> **Exercise prompt**:
Filter the listing below down to the lines containing the word "this".

====

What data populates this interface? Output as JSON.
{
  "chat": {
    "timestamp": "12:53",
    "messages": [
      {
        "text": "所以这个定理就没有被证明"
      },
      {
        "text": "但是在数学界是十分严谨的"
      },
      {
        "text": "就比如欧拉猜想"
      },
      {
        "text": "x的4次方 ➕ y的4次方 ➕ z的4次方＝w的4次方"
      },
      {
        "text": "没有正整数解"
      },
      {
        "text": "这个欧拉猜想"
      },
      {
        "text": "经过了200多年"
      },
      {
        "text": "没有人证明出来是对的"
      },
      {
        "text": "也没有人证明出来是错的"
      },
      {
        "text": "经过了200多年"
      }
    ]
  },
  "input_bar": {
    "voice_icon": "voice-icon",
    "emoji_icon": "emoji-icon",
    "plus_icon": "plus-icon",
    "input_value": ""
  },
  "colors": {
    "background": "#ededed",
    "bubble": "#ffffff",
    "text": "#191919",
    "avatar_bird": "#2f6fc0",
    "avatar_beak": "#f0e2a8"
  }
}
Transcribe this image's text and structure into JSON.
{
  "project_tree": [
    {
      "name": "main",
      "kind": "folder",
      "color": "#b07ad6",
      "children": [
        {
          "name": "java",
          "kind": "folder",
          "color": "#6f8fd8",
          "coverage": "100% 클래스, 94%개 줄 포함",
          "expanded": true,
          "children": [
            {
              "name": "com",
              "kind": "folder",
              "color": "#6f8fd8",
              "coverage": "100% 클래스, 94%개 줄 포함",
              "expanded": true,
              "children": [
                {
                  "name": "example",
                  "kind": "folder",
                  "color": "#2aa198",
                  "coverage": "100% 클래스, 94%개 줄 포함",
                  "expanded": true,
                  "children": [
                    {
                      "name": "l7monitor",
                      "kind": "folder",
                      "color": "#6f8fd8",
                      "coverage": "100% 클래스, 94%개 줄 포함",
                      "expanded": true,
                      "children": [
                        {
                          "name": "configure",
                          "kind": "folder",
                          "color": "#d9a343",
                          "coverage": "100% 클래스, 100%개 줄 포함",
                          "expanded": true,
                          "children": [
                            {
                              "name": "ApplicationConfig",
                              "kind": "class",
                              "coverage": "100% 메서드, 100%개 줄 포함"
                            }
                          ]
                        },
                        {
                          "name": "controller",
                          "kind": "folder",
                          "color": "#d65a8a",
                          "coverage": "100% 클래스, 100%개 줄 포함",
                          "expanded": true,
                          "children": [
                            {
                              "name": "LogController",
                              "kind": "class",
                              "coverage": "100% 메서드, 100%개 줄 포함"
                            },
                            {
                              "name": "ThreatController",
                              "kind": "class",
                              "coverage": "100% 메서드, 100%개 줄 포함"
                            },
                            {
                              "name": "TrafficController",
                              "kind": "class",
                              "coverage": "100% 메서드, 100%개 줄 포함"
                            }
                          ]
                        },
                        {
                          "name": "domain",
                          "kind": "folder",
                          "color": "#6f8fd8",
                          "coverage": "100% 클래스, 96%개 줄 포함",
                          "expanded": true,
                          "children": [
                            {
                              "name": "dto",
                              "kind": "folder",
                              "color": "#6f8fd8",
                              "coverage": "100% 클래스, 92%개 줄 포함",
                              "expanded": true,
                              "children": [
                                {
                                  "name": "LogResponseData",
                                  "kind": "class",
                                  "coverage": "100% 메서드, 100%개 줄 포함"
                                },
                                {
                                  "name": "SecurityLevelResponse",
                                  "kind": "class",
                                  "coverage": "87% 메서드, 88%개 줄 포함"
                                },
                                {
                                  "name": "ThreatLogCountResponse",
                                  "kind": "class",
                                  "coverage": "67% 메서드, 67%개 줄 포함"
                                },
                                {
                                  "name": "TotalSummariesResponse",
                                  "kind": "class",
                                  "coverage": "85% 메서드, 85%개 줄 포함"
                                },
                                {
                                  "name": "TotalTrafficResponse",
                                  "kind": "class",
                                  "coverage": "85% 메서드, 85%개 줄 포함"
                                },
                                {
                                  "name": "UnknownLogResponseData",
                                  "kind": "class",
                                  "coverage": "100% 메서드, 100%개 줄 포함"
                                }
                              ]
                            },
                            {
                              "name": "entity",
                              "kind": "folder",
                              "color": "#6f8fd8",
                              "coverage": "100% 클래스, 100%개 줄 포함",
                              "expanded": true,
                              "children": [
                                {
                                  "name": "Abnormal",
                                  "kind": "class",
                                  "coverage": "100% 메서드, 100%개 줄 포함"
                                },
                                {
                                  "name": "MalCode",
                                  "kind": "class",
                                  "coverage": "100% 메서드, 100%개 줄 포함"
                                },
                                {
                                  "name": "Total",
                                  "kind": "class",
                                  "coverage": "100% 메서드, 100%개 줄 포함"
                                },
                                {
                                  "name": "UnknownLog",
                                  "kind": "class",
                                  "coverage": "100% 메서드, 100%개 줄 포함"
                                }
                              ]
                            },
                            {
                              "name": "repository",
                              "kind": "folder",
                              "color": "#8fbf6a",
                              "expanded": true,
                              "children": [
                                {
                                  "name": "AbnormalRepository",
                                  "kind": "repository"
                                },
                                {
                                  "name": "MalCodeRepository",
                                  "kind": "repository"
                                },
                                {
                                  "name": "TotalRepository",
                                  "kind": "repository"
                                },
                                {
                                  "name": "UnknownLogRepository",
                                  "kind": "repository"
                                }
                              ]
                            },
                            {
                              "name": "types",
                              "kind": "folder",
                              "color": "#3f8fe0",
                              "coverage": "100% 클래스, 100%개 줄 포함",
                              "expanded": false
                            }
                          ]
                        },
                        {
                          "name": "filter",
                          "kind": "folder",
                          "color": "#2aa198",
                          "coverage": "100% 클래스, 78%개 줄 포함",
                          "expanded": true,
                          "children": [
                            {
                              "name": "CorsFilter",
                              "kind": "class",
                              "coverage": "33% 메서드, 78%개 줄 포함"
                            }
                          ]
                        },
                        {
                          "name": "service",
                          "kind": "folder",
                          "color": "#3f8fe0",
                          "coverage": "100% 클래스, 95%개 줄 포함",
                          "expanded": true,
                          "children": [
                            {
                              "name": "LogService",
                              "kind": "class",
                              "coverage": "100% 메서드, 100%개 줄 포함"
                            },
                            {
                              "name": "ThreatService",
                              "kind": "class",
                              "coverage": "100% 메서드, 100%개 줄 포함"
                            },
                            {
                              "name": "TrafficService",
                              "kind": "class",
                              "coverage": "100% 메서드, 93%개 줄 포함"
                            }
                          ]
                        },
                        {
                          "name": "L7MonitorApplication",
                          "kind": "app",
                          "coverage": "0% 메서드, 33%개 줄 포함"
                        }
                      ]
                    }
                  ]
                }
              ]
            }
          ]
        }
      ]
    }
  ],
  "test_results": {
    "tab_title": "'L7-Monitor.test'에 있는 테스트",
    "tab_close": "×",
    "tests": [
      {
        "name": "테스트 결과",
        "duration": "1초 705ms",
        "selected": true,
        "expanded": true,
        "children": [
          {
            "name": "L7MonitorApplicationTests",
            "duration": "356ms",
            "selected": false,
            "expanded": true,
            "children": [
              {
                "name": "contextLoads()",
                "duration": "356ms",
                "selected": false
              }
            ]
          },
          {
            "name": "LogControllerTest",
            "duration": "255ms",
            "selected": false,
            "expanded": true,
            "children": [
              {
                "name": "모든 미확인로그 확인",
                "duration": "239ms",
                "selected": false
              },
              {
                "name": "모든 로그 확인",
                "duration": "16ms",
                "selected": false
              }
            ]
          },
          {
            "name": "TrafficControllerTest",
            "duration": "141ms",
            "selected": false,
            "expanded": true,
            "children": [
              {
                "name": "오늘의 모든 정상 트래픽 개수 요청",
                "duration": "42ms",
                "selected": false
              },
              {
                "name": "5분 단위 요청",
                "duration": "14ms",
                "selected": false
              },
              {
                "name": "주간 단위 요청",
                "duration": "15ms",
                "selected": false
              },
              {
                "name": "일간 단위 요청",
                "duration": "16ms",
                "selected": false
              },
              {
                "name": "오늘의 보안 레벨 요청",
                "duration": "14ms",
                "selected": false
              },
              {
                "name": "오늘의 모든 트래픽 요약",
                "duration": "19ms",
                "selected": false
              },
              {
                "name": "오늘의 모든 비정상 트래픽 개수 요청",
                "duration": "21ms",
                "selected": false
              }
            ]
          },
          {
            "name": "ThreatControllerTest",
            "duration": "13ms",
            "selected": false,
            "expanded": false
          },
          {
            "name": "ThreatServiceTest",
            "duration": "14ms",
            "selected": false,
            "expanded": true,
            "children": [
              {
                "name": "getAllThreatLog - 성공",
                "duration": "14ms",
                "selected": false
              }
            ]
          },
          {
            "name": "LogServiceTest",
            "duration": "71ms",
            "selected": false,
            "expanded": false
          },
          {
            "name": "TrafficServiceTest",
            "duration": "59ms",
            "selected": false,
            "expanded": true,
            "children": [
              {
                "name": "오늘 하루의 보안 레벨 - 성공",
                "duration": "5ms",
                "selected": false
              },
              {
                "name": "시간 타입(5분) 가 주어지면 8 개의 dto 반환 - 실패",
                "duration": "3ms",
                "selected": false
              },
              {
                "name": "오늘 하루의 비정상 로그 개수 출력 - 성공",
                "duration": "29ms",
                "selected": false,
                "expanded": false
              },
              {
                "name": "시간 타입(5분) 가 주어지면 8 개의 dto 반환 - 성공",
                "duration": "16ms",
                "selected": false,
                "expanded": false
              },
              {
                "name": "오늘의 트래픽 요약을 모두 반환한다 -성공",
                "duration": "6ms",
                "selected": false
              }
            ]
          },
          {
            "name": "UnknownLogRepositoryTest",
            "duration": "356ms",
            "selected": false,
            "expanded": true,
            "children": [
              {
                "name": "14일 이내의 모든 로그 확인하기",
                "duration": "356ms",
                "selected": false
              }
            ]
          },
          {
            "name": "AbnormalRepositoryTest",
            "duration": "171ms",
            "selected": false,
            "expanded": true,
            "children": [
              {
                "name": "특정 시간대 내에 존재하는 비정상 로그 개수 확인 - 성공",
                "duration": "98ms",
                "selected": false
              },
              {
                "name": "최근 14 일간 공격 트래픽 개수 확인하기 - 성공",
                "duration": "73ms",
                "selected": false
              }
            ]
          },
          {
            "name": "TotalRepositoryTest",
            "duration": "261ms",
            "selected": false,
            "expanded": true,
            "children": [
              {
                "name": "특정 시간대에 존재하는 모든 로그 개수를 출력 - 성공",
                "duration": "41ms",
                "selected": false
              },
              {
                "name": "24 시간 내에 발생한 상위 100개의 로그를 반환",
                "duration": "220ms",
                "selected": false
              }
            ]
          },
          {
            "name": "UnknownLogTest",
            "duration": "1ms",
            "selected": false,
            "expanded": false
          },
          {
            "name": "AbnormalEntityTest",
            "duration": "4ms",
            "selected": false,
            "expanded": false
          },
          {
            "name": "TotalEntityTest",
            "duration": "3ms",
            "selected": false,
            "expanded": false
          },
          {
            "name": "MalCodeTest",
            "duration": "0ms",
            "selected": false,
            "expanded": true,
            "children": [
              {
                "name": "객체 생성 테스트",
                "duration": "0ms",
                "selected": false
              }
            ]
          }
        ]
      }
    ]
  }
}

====

> **Task answer**:
What data populates this interface? Output as JSON.
Transcribe this image's text and structure into JSON.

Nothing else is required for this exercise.